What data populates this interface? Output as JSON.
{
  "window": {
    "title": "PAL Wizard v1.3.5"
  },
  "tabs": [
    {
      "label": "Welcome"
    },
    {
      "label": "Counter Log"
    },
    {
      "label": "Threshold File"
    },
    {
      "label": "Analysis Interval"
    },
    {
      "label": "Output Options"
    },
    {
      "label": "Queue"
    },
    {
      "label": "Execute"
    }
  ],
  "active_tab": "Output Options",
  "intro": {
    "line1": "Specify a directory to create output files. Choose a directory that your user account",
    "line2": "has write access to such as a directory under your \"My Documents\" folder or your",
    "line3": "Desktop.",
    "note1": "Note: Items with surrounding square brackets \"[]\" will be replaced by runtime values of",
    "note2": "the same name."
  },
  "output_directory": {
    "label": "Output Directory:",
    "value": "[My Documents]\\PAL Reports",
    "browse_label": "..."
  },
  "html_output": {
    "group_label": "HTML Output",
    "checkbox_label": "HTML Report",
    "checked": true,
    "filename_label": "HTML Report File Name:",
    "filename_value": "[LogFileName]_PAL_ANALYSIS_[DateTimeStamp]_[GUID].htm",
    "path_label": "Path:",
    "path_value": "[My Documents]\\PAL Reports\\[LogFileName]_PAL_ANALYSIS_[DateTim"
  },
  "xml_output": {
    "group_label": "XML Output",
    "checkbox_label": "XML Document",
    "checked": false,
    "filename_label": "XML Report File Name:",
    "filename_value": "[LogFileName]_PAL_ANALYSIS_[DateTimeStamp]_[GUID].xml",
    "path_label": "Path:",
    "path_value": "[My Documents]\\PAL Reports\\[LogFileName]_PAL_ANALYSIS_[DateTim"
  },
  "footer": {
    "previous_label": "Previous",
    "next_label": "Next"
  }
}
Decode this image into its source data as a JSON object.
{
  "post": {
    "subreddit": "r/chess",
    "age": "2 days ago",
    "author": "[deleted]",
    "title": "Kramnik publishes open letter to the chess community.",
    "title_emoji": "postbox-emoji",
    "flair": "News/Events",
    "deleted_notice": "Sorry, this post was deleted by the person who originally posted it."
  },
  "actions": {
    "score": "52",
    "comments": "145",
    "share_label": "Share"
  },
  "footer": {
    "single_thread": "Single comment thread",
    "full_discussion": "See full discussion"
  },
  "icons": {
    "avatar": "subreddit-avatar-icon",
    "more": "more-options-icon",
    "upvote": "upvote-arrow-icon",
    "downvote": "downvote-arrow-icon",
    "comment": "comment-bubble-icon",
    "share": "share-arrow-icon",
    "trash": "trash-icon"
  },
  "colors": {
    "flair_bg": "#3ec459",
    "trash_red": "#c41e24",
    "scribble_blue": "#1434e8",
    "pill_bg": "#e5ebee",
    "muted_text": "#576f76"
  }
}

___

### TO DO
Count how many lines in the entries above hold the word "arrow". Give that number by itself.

### YOUR RESPONSE
3